Ichmad and his brother, Abbas, worked in a Jewish settlement as building laborers in order to support the family. Their wages helped to keep the family above water for basics. The description of their living and working conditions boggles the imagination. Abbas was pushed off the building site by an Israeli worker and this left him crippled for the rest of his life and very bitter towards Israelis.
Apparently Ichmad was a brilliant pupil but nothing much is written about that aspect of his life. Mohammed, his tutor, helped him with his lessons even though he was absent from school because he had to support his family. Ichmad won a scholarship to study at the Hebrew University in Jerusalem, as he had a great aptitude for science. How this is possible with minimum of schooling and under the conditions he lived and worked adds a touch of surrealism to the novel.
This book is well written and I would recommend reading this novel with an open mind. The Palestinian-Israeli Conflict is the background to this novel and it does raise many questions. It is also a very emotional issue for both Arabs and Jews that live in Israel. However, there is a slight bias in that there is more empathy towards Palestinian suffering, but on the other hand I felt that this bias had been overcome largely but not entirely by the fact that Ichmad achieved what he did due to a sympathetic Israeli, Professor Menachem Sharon, with whom he worked and studied. Initially this professor was hostile towards Ichmad but eventually they overcame their differences and became close friends as well as colleagues in their research work together.
Nevertheless, the subject matter does make for a good novel as it holds one’s interest throughout and it is definitely a worthwhile read. It is not a sensational novel or cliff hanger. There is no doubt that the writer is talented and this is her first book.
Following the life of a Palestinian boy whose mathematical genius opens opportunities that would otherwise be denied him, The Almond Tree describes the changes that resulted from the formation of the nation of Israel from the Palestinian point of view. When his father is unjustly imprisoned for fourteen years, Ichmad Hamid is forced to become the provider for his family. It is only through the insistence of his teacher that he continues studying after working all day; Teacher Mohammed also alerts him to a mathematics competition that offers a scholarship to Hebrew University, a competition that Ichmad wins. Despite the pressing needs of his family, Ichmad's father persuades him to accept, knowing that the opportunity will lead to better things for all of them.
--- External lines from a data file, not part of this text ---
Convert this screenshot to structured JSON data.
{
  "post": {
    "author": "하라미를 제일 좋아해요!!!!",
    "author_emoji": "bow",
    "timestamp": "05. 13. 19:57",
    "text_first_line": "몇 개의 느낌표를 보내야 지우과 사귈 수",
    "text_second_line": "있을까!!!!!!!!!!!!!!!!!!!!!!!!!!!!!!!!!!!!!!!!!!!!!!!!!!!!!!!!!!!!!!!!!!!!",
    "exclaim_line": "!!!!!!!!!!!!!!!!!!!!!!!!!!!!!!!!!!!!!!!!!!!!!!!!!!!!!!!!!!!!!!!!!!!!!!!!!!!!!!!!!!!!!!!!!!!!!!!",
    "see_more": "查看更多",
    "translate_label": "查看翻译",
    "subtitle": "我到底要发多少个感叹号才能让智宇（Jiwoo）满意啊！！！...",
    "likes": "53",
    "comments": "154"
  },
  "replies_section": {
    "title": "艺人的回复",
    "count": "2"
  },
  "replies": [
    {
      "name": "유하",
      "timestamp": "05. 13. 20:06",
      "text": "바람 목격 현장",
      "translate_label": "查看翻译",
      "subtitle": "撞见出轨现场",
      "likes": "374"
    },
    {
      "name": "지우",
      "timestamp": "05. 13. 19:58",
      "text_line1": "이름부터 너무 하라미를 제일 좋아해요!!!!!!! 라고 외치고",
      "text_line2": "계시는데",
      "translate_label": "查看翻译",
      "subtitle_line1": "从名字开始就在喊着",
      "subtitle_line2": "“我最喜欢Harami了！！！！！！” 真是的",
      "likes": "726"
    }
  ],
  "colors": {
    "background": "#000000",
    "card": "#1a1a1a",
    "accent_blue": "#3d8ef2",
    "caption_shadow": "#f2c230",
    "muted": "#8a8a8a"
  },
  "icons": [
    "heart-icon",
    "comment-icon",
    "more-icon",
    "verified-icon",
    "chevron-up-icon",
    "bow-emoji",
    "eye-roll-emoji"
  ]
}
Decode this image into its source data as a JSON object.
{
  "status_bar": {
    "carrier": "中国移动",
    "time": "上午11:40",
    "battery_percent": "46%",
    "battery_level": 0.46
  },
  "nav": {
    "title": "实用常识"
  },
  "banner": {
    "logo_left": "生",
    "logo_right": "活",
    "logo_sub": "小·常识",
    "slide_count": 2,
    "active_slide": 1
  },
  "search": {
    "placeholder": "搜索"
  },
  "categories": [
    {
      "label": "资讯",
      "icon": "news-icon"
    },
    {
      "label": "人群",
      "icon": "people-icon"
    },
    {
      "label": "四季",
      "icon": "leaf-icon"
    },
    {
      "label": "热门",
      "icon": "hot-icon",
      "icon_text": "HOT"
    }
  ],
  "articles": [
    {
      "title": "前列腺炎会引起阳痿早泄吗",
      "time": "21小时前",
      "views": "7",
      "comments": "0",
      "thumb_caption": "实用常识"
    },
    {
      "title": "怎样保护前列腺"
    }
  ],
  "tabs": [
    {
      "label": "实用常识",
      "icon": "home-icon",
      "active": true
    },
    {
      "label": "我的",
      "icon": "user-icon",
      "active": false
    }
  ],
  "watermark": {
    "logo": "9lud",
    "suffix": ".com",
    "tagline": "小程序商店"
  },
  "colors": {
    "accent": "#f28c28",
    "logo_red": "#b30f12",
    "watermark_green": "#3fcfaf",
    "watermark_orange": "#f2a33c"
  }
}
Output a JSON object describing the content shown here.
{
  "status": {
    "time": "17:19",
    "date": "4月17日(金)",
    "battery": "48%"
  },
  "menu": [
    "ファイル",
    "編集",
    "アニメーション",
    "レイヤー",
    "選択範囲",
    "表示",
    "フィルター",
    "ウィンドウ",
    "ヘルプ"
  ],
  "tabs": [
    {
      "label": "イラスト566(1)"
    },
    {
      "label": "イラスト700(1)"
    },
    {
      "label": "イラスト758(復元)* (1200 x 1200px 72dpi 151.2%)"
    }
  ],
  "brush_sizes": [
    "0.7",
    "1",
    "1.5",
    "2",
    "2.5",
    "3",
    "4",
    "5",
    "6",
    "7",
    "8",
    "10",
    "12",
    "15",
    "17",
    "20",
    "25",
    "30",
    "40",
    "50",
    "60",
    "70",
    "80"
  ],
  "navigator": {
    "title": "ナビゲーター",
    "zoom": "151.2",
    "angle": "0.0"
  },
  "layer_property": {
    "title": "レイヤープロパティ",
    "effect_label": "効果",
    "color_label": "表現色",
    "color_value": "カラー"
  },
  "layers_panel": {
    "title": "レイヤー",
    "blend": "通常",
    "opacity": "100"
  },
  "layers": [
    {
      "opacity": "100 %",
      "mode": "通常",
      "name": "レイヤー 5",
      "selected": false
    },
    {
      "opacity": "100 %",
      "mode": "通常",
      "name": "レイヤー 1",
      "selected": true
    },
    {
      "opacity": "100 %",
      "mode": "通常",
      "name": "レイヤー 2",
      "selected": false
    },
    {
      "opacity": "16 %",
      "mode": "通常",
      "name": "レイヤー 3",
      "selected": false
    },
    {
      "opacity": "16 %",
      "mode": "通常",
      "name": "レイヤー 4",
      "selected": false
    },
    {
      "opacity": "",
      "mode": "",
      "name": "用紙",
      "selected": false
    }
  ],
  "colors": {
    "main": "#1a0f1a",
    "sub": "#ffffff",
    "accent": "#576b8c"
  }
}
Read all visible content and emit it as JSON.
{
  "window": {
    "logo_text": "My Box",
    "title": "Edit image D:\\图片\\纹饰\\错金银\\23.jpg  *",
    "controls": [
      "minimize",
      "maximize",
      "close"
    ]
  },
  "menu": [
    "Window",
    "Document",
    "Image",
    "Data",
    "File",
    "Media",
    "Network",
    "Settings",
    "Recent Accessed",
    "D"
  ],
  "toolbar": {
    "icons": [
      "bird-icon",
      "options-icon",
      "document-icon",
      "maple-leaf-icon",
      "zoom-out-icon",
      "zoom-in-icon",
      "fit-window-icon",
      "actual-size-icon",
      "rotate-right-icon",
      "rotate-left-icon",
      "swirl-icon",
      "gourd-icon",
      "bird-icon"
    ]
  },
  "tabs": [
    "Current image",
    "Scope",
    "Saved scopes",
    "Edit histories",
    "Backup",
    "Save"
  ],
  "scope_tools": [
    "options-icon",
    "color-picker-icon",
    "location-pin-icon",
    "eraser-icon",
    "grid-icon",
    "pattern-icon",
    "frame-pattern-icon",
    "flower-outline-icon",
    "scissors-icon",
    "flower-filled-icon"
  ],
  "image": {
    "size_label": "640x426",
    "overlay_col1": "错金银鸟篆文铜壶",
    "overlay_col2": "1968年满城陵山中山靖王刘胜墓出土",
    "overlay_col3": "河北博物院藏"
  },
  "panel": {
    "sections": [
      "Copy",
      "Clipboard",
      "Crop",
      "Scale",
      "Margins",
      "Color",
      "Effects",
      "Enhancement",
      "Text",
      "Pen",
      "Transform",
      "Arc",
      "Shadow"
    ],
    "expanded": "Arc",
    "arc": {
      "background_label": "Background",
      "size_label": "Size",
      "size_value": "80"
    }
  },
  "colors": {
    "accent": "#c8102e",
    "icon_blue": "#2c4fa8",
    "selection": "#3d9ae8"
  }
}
What follows is a story of awakening to the possibilities of co-existence between enemies, and the costs that our choices can carry. For while Ichmad goes on to form valuable friendships with his fellow students and faculty, all of whom are Jewish, a rift develops between him and his brother, Abbas, who is unable to overlook the injustices done to their family.
I found this book to be both uplifting and, at times, depressing. Uplifting, because the story presented is very possible in the real world, despite the difficulties that exist between Israelis and Palestinians. Depressing, due to the graphic descriptions of living conditions of the Palestinians in parts of Israel.
Michelle Cohen Corasanti has produced a very impressive debut novel, one in which the characters are highly developed, the plot is riveting, and the writing is excellent. With a vision of what can be accomplished when fear and mistrust are put aside, she has issued a challenge to all who would judge based on stereotypes rather than character. I look forward to more from this very talented author
Israel and Palestine is an age old saga of hatred. This book is an ode of peace offering in strife ridden country. A beacon of hope that there is something to look forward to in a desolate land ripped apart by mutual distrust - an almond tree in full bloom, with strong and sturdy olive trees beside it.
The style of writing is free flowing and impeccable. Hats off to Michelle.
With the sincerest hope that there will be peace in Gaza and that the children there will get an opportunity for better education.